Reel Q ramps up the heat on April 4th, 2017 with Out in the Dark, a sexy, political thriller about an affair between a Palestinian student and an Israeli lawyer. It’s part of “Reel Stories,” the international LGBT film series that screens at Alphabet City on the North Side every month through August.

Reel Q is partnering with J Film (the Pittsburgh Jewish Film Forum) to present this award-winning drama that begins as a love story between two men on opposite sides of the Mid-East conflict and escalates into a tense thriller. The New York Times calls it “gripping.” As the San Francisco Chronicle reports, “There have been other gay romances in this arena, but none as assured as this superbly crafted one. It helps that the chemistry between [the two men]…is electric.”

Winner of the Best International Feature at FilmOut San Diego, Out in the Dark also has won “Audience Award for Best Film” at the Berlin Jewish Film Festival, and the Philadelphia and Miami International Gay & Lesbian film festivals. –  David Doorley

All Reel Stories screen at Alphabet City (40 W North Ave.) and are free and open to the public. Doors open at 6:30pm; movie begins at 7pm. Because seating is limited RSVP online at

Reel Stories is an international film series created by Reel Q Film Festival to introduce audiences to LGBTQ+ films and stories from around the world. Screenings focus on issues important to our community, such as: youth, gender identity, adoption, international struggles and accomplishments, and hate crimes against our community.
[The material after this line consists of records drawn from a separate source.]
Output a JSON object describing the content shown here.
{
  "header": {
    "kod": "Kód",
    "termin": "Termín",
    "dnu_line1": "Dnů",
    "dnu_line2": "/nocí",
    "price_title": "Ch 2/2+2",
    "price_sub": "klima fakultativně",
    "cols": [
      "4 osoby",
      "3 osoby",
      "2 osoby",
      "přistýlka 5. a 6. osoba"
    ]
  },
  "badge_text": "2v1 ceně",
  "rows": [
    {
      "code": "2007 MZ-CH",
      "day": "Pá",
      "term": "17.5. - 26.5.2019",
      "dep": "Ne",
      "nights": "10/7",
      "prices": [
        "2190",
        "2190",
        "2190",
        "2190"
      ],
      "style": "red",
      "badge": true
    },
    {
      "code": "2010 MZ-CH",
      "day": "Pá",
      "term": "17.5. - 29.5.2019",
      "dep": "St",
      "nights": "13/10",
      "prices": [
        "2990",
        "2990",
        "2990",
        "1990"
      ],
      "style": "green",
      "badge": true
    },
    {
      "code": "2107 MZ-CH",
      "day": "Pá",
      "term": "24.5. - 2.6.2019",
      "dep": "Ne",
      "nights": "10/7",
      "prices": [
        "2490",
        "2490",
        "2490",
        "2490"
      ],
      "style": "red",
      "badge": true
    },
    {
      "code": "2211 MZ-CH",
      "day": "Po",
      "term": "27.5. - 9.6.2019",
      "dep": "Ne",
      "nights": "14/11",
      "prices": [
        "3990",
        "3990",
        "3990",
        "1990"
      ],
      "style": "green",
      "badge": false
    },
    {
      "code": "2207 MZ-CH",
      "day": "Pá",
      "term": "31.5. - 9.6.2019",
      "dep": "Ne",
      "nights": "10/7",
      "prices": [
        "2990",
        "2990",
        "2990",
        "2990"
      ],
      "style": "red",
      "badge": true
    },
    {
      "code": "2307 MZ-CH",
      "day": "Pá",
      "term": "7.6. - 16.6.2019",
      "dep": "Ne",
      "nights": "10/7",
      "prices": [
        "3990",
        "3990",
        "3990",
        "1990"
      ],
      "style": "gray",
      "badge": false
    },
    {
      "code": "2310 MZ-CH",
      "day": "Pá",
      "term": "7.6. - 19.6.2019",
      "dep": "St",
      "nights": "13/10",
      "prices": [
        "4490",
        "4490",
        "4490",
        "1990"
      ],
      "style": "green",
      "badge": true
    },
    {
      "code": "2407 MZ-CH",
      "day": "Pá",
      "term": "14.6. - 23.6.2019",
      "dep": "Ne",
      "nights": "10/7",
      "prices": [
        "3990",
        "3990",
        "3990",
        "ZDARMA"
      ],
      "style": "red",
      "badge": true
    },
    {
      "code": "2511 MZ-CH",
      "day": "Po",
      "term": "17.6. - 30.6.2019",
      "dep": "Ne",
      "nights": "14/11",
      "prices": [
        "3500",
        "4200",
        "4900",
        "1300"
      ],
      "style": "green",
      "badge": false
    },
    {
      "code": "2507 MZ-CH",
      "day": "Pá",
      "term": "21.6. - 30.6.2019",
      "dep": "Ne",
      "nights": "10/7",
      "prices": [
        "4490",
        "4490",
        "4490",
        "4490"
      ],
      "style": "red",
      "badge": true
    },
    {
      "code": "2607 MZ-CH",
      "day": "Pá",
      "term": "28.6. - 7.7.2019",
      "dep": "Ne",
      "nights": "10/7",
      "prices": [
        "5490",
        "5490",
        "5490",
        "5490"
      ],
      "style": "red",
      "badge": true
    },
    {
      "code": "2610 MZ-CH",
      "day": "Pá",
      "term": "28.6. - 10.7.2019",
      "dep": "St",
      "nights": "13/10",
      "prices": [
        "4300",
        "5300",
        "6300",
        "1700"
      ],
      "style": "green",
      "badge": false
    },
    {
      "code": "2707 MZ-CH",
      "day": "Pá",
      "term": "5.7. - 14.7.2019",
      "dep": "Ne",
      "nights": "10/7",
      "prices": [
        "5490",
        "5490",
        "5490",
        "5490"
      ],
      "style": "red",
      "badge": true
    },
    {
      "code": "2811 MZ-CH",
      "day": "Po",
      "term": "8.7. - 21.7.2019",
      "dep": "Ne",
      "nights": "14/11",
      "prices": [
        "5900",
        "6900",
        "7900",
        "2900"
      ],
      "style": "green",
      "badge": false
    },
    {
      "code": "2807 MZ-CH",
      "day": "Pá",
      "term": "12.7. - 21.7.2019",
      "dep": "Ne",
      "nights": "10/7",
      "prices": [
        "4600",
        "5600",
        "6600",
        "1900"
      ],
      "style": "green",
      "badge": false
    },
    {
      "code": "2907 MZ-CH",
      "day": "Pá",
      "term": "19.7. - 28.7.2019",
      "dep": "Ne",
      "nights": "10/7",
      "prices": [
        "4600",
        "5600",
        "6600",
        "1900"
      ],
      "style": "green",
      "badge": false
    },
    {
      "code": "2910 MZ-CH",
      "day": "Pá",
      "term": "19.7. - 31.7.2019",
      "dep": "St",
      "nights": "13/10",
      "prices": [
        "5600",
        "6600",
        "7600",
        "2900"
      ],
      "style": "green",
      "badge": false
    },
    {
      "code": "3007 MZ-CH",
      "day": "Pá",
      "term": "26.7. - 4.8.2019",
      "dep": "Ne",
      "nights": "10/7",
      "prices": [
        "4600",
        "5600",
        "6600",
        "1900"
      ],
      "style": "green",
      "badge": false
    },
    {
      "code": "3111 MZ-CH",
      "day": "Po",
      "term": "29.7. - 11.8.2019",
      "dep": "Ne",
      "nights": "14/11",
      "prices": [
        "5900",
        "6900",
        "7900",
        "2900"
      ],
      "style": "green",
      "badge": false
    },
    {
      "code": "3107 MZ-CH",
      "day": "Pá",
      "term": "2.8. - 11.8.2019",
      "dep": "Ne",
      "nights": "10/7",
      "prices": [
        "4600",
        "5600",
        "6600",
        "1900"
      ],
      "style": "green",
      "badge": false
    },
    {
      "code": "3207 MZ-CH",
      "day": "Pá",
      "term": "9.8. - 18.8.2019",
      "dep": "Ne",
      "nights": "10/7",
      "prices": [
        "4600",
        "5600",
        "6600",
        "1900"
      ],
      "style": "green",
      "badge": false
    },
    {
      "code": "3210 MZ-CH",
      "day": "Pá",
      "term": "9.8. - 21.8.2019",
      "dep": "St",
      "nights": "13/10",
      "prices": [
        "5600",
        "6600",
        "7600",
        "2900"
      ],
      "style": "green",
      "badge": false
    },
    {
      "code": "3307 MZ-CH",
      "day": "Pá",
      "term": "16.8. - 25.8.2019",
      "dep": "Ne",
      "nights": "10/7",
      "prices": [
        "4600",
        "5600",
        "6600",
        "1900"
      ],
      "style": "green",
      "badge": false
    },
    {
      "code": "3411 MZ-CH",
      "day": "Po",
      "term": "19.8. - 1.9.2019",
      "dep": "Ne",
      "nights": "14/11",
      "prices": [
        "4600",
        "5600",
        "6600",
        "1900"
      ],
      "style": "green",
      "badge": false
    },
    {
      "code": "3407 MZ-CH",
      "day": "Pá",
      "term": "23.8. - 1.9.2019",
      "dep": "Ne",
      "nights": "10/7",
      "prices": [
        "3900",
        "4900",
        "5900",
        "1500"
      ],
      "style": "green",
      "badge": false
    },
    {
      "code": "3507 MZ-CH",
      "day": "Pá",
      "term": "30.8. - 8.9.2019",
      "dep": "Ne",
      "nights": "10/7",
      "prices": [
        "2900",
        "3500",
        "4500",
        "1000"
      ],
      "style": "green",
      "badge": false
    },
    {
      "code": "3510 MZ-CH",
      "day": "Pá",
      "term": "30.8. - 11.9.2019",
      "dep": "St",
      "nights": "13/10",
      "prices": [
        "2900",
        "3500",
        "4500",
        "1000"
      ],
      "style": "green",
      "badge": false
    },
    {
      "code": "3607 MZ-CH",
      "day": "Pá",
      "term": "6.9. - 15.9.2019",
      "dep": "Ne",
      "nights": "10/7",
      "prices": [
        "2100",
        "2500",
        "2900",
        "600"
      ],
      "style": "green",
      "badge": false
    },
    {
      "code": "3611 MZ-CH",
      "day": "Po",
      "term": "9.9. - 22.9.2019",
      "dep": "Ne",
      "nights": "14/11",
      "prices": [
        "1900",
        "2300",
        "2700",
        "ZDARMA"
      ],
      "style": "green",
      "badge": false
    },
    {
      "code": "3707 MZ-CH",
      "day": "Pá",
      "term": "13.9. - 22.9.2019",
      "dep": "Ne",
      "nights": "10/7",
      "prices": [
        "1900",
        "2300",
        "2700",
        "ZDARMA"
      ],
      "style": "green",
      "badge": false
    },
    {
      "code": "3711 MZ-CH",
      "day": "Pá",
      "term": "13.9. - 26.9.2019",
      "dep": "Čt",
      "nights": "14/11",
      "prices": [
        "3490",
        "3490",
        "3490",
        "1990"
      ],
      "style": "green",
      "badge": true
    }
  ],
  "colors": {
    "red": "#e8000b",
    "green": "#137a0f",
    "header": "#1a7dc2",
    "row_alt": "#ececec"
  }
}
Please check out our website at: for more information on upcoming movie show times, as well as guest artists and post-screening panel discussions.

About Reel Q

Reel Q was created in 1985 to organize and manage year-round cinema that serves the educational and cultural needs of its audiences and is an organization of lesbian, gay, bisexual, transgendered (LGBT) and LGBT-supportive persons.

About City of Asylum/Pittsburgh

City of Asylum/Pittsburgh is one the integral components of the global Cities of Asylum movement, which emerged in the 1990s to provide sanctuary to endangered literary writers, so that they can continue to write and their voices are not silenced. The result is a thriving community for writers, readers and neighbors.

About JFILM/Film Pittsburgh

JFilm, a program of Film Pittsburgh, presents independent films from around the world to deepen both Jewish and general audiences’ understanding of Jewish culture, tolerance, and our common humanity. JFilm offerings attract those interested in international, independent and/or Jewish-themed films. A broad range of programming is designed to reach people of all races, religions, ages and abilities, and emphasis is placed on collaboration with other organizations.